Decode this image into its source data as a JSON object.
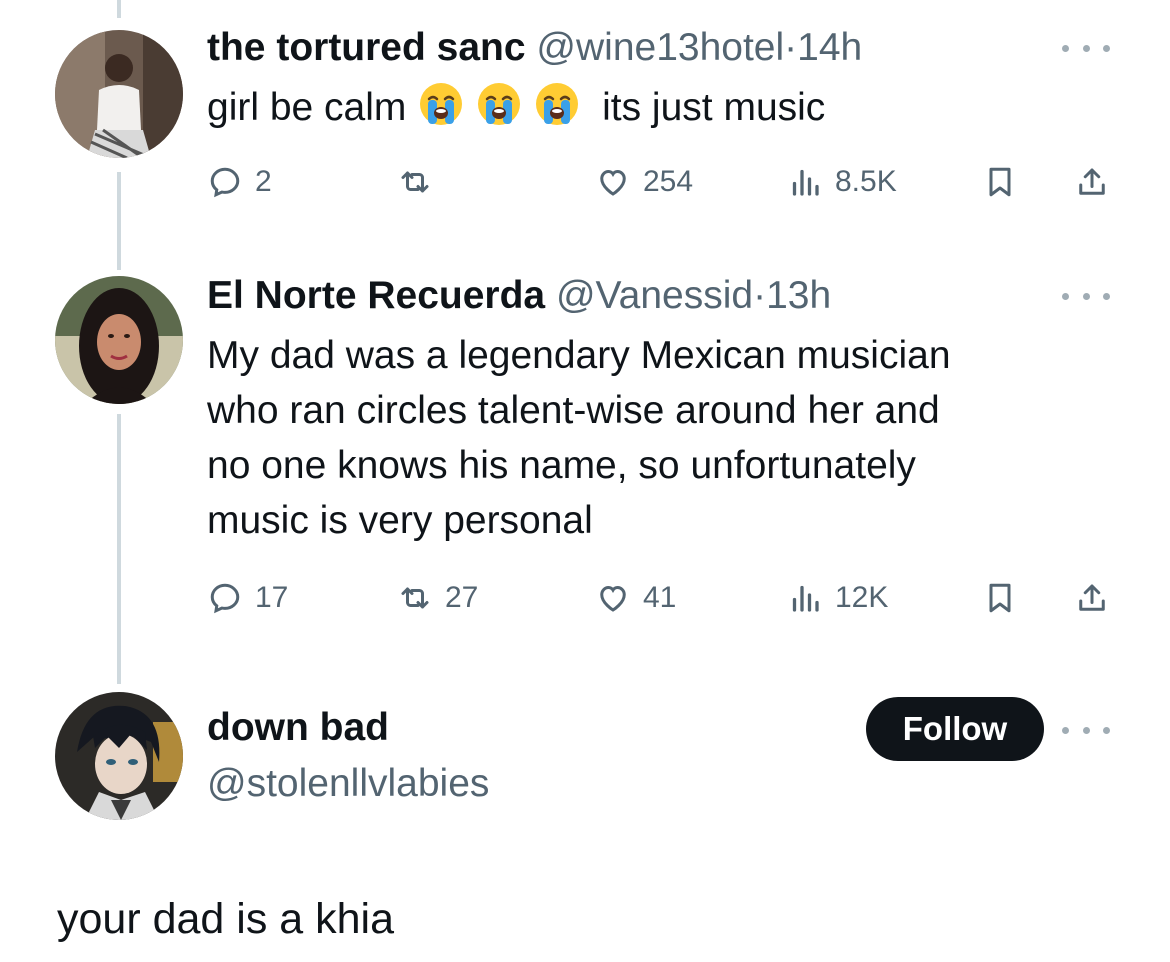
{
  "replies": [
    {
      "display_name": "the tortured sanc",
      "handle": "@wine13hotel",
      "time": "14h",
      "text": "its just music",
      "leading_text": "girl be calm",
      "emoji_count": 3,
      "stats": {
        "replies": "2",
        "reposts": "",
        "likes": "254",
        "views": "8.5K"
      }
    },
    {
      "display_name": "El Norte Recuerda",
      "handle": "@Vanessid",
      "time": "13h",
      "text_lines": [
        "My dad was a legendary Mexican musician",
        "who ran circles talent-wise around her and",
        "no one knows his name, so unfortunately",
        "music is very personal"
      ],
      "stats": {
        "replies": "17",
        "reposts": "27",
        "likes": "41",
        "views": "12K"
      }
    }
  ],
  "profile": {
    "display_name": "down bad",
    "handle": "@stolenllvlabies",
    "follow_label": "Follow"
  },
  "main_post": {
    "text": "your dad is a khia"
  },
  "separator": "·",
  "colors": {
    "text": "#0f1419",
    "secondary": "#536471",
    "thread_line": "#cfd9de",
    "button_bg": "#0f1419"
  }
}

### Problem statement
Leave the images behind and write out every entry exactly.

### Solution to this exercise
Decode this image into its source data as a JSON object.
{
  "replies": [
    {
      "display_name": "the tortured sanc",
      "handle": "@wine13hotel",
      "time": "14h",
      "text": "its just music",
      "leading_text": "girl be calm",
      "emoji_count": 3,
      "stats": {
        "replies": "2",
        "reposts": "",
        "likes": "254",
        "views": "8.5K"
      }
    },
    {
      "display_name": "El Norte Recuerda",
      "handle": "@Vanessid",
      "time": "13h",
      "text_lines": [
        "My dad was a legendary Mexican musician",
        "who ran circles talent-wise around her and",
        "no one knows his name, so unfortunately",
        "music is very personal"
      ],
      "stats": {
        "replies": "17",
        "reposts": "27",
        "likes": "41",
        "views": "12K"
      }
    }
  ],
  "profile": {
    "display_name": "down bad",
    "handle": "@stolenllvlabies",
    "follow_label": "Follow"
  },
  "main_post": {
    "text": "your dad is a khia"
  },
  "separator": "·",
  "colors": {
    "text": "#0f1419",
    "secondary": "#536471",
    "thread_line": "#cfd9de",
    "button_bg": "#0f1419"
  }
}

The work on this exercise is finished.